Monday, 10 October 2011

Write the theme tune, sing the theme tune... - Elen Caldecott

As people who know me well will know, films come a very close second to books on my list of 'things I'd rather be doing'. I go to the cinema usually once a week and will also watch a couple on LoveFilm or on TV too.

Last week's cinema expedition was something different to the norm. I went to see Red State by Kevin Smith. When I say 'by' Kevin Smith, that's pretty much exactly what I mean - written by, directed by, distributed by...that Kevin Smith. Even the funding for the film was raised by Kevin Smith from private donors. Once the film was made, most of his marketing was done via podcasts, personal appearances and literally schleping the film from city to city - at least in the US. This film is more the vision of one person than any I've seen in the cinema outside a short film festival.

This kind of one-man-band of filmmaking is a close equivalent to serious self-publishing. Like buying a self-published book for cold hard cash, I went to a cinema, paid the standard fee, bought popcorn, watched ads and trailers and then saw a product that came to me pretty directly from the mind of its creator. It was free of influence of studios, focus groups, distributors etc. All the people who are usually accused of forcing directors to churn out guff like Final Destination 5 (my own personal title-stuffed-with-irony favourite). The publishing parallel to those people might be the bookchains who don't like a book's cover, or the marketing dept who don't like the main character's ethnicity. The people that are usually the subject of irate rants on writers' forums.

So, what was a 'self-published' film like?
Well, quite good.

I had thought about posting the trailer here...but it's 18-rated and so it could get me into trouble. It's on YouTube if you want a look. In a nutshell, three boys get kidnapped by a family of fundamentalist Christians and are punished for their perceived sins. Like I say, it's an 18. In the hands of a studio it would probably have been a shlock-horror, perhaps with a bit of torture porn thrown in. In the hands of a single-voice director, it is something less polished, but also strangely satisfying. Kevin Smith actually has something to say and he uses the actors as mouthpieces for his idea. Admittedly, there are over-long speeches and it's disconcerting not to have a clear hero. But it was also very refreshing indeed.

Auteurs aren't new, of course. But for most of my cinema-going life, they've been the stuff of myth. I'm much more used to studio-productions. Just as I've been used to publisher-led fiction. I wonder, will we find that the self-publishing revolution that's taking place around us will lead to auteurs making their mark in our industry too?
Elen's Facebook Page


Savita Kalhan said...

I've just watched the trailer and it is FRIGHTENING. I'd like to see the film, but would I have the stomach to watch it? I'm not sure, but I think I would give it a go. Without the backing of a major studio, life as a director has got to be as hard as that of a self-published writer. A few make it, the others struggle - and it's much more expensive to make a film than print books. Good luck to him!

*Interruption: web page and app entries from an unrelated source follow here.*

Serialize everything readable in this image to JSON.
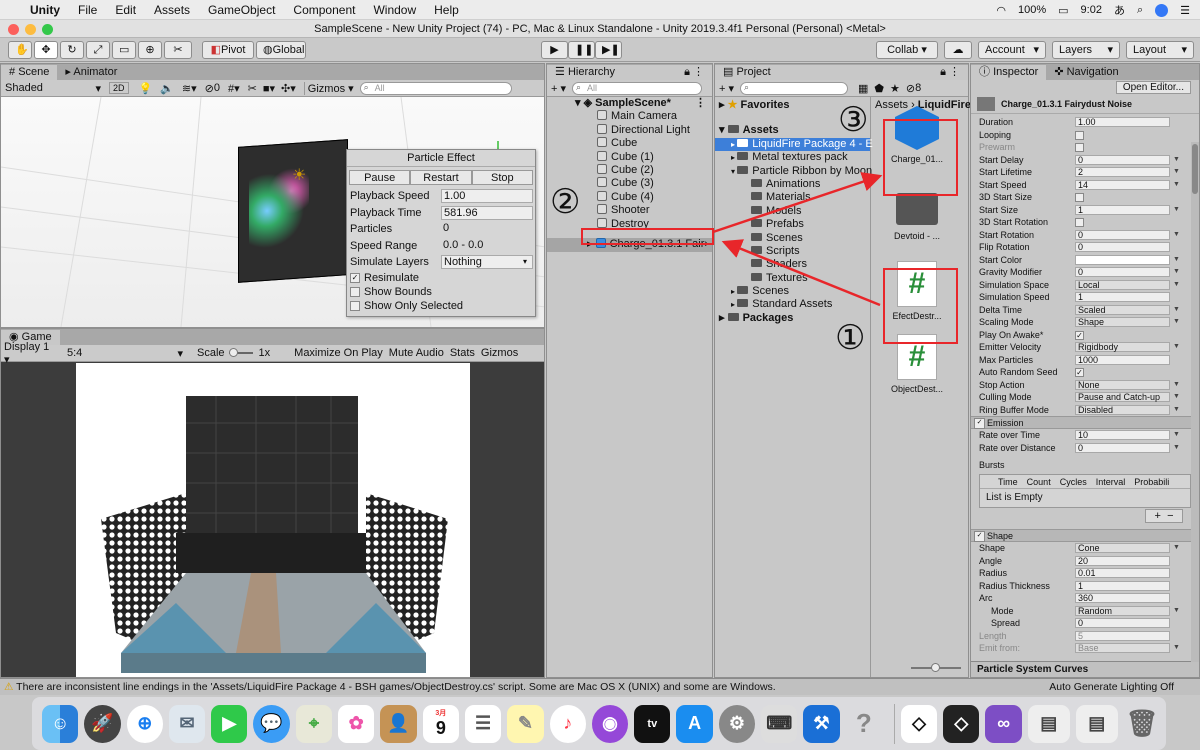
{
  "menubar": {
    "apple": "",
    "app": "Unity",
    "items": [
      "File",
      "Edit",
      "Assets",
      "GameObject",
      "Component",
      "Window",
      "Help"
    ],
    "battery": "100%",
    "time": "9:02",
    "input": "あ"
  },
  "window": {
    "title": "SampleScene - New Unity Project (74) - PC, Mac & Linux Standalone - Unity 2019.3.4f1 Personal (Personal) <Metal>"
  },
  "toolbar": {
    "pivot": "Pivot",
    "global": "Global",
    "collab": "Collab ▾",
    "account": "Account",
    "layers": "Layers",
    "layout": "Layout"
  },
  "scene": {
    "tab": "Scene",
    "tab2": "Animator",
    "shaded": "Shaded",
    "mode2d": "2D",
    "fx_count": "0",
    "gizmos": "Gizmos",
    "search_placeholder": "All"
  },
  "particle_effect": {
    "title": "Particle Effect",
    "buttons": [
      "Pause",
      "Restart",
      "Stop"
    ],
    "rows": [
      {
        "label": "Playback Speed",
        "value": "1.00"
      },
      {
        "label": "Playback Time",
        "value": "581.96"
      },
      {
        "label": "Particles",
        "value": "0"
      },
      {
        "label": "Speed Range",
        "value": "0.0 - 0.0"
      },
      {
        "label": "Simulate Layers",
        "value": "Nothing"
      }
    ],
    "checks": [
      {
        "label": "Resimulate",
        "checked": true
      },
      {
        "label": "Show Bounds",
        "checked": false
      },
      {
        "label": "Show Only Selected",
        "checked": false
      }
    ]
  },
  "game": {
    "tab": "Game",
    "display": "Display 1",
    "aspect": "5:4",
    "scale_label": "Scale",
    "scale_value": "1x",
    "toggles": [
      "Maximize On Play",
      "Mute Audio",
      "Stats",
      "Gizmos"
    ]
  },
  "hierarchy": {
    "tab": "Hierarchy",
    "search_placeholder": "All",
    "scene": "SampleScene*",
    "items": [
      "Main Camera",
      "Directional Light",
      "Cube",
      "Cube (1)",
      "Cube (2)",
      "Cube (3)",
      "Cube (4)",
      "Shooter",
      "Destroy"
    ],
    "selected": "Charge_01.3.1 Fair"
  },
  "project": {
    "tab": "Project",
    "favorites": "Favorites",
    "assets": "Assets",
    "breadcrumb_root": "Assets",
    "breadcrumb_current": "LiquidFire",
    "count": "8",
    "tree": [
      {
        "label": "LiquidFire Package 4 - E",
        "depth": 1,
        "selected": true
      },
      {
        "label": "Metal textures pack",
        "depth": 1
      },
      {
        "label": "Particle Ribbon by Moon",
        "depth": 1
      },
      {
        "label": "Animations",
        "depth": 2
      },
      {
        "label": "Materials",
        "depth": 2
      },
      {
        "label": "Models",
        "depth": 2
      },
      {
        "label": "Prefabs",
        "depth": 2
      },
      {
        "label": "Scenes",
        "depth": 2
      },
      {
        "label": "Scripts",
        "depth": 2
      },
      {
        "label": "Shaders",
        "depth": 2
      },
      {
        "label": "Textures",
        "depth": 2
      },
      {
        "label": "Scenes",
        "depth": 1
      },
      {
        "label": "Standard Assets",
        "depth": 1
      }
    ],
    "packages": "Packages",
    "grid": [
      {
        "label": "Charge_01...",
        "kind": "prefab"
      },
      {
        "label": "Devtoid - ...",
        "kind": "folder"
      },
      {
        "label": "EfectDestr...",
        "kind": "script"
      },
      {
        "label": "ObjectDest...",
        "kind": "script"
      }
    ]
  },
  "annotations": {
    "one": "①",
    "two": "②",
    "three": "③"
  },
  "inspector": {
    "tab": "Inspector",
    "tab2": "Navigation",
    "open_editor": "Open Editor...",
    "object_name": "Charge_01.3.1 Fairydust Noise",
    "rows": [
      {
        "label": "Duration",
        "value": "1.00",
        "t": "f"
      },
      {
        "label": "Looping",
        "value": "",
        "t": "c"
      },
      {
        "label": "Prewarm",
        "value": "",
        "t": "c",
        "dim": true
      },
      {
        "label": "Start Delay",
        "value": "0",
        "t": "fa"
      },
      {
        "label": "Start Lifetime",
        "value": "2",
        "t": "fa"
      },
      {
        "label": "Start Speed",
        "value": "14",
        "t": "fa"
      },
      {
        "label": "3D Start Size",
        "value": "",
        "t": "c"
      },
      {
        "label": "Start Size",
        "value": "1",
        "t": "fa"
      },
      {
        "label": "3D Start Rotation",
        "value": "",
        "t": "c"
      },
      {
        "label": "Start Rotation",
        "value": "0",
        "t": "fa"
      },
      {
        "label": "Flip Rotation",
        "value": "0",
        "t": "f"
      },
      {
        "label": "Start Color",
        "value": "",
        "t": "color"
      },
      {
        "label": "Gravity Modifier",
        "value": "0",
        "t": "fa"
      },
      {
        "label": "Simulation Space",
        "value": "Local",
        "t": "d"
      },
      {
        "label": "Simulation Speed",
        "value": "1",
        "t": "f"
      },
      {
        "label": "Delta Time",
        "value": "Scaled",
        "t": "d"
      },
      {
        "label": "Scaling Mode",
        "value": "Shape",
        "t": "d"
      },
      {
        "label": "Play On Awake*",
        "value": "✓",
        "t": "c"
      },
      {
        "label": "Emitter Velocity",
        "value": "Rigidbody",
        "t": "d"
      },
      {
        "label": "Max Particles",
        "value": "1000",
        "t": "f"
      },
      {
        "label": "Auto Random Seed",
        "value": "✓",
        "t": "c"
      },
      {
        "label": "Stop Action",
        "value": "None",
        "t": "d"
      },
      {
        "label": "Culling Mode",
        "value": "Pause and Catch-up",
        "t": "d"
      },
      {
        "label": "Ring Buffer Mode",
        "value": "Disabled",
        "t": "d"
      }
    ],
    "emission": {
      "title": "Emission",
      "rows": [
        {
          "label": "Rate over Time",
          "value": "10"
        },
        {
          "label": "Rate over Distance",
          "value": "0"
        }
      ],
      "bursts": "Bursts",
      "burst_cols": [
        "Time",
        "Count",
        "Cycles",
        "Interval",
        "Probabili"
      ],
      "empty": "List is Empty"
    },
    "shape": {
      "title": "Shape",
      "rows": [
        {
          "label": "Shape",
          "value": "Cone",
          "t": "d"
        },
        {
          "label": "Angle",
          "value": "20",
          "t": "f"
        },
        {
          "label": "Radius",
          "value": "0.01",
          "t": "f"
        },
        {
          "label": "Radius Thickness",
          "value": "1",
          "t": "f"
        },
        {
          "label": "Arc",
          "value": "360",
          "t": "f"
        },
        {
          "label": "Mode",
          "value": "Random",
          "t": "d",
          "indent": true
        },
        {
          "label": "Spread",
          "value": "0",
          "t": "f",
          "indent": true
        },
        {
          "label": "Length",
          "value": "5",
          "t": "f",
          "dim": true
        },
        {
          "label": "Emit from:",
          "value": "Base",
          "t": "d",
          "dim": true
        }
      ]
    },
    "curves": "Particle System Curves"
  },
  "status": {
    "message": "There are inconsistent line endings in the 'Assets/LiquidFire Package 4 - BSH games/ObjectDestroy.cs' script. Some are Mac OS X (UNIX) and some are Windows.",
    "right": "Auto Generate Lighting Off"
  },
  "dock": {
    "calendar_month": "3月",
    "calendar_day": "9",
    "tv": "tv"
  }
}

Liz Kessler said...

This is really interesting. Have to confess I'm a big bag of pick 'n mix and a trashy mainstream film kind of girl, but I do love to hear about people - whether in books or movies or whatever - overcoming the big guys in the system to get their creative efforts out to the public. So good on him!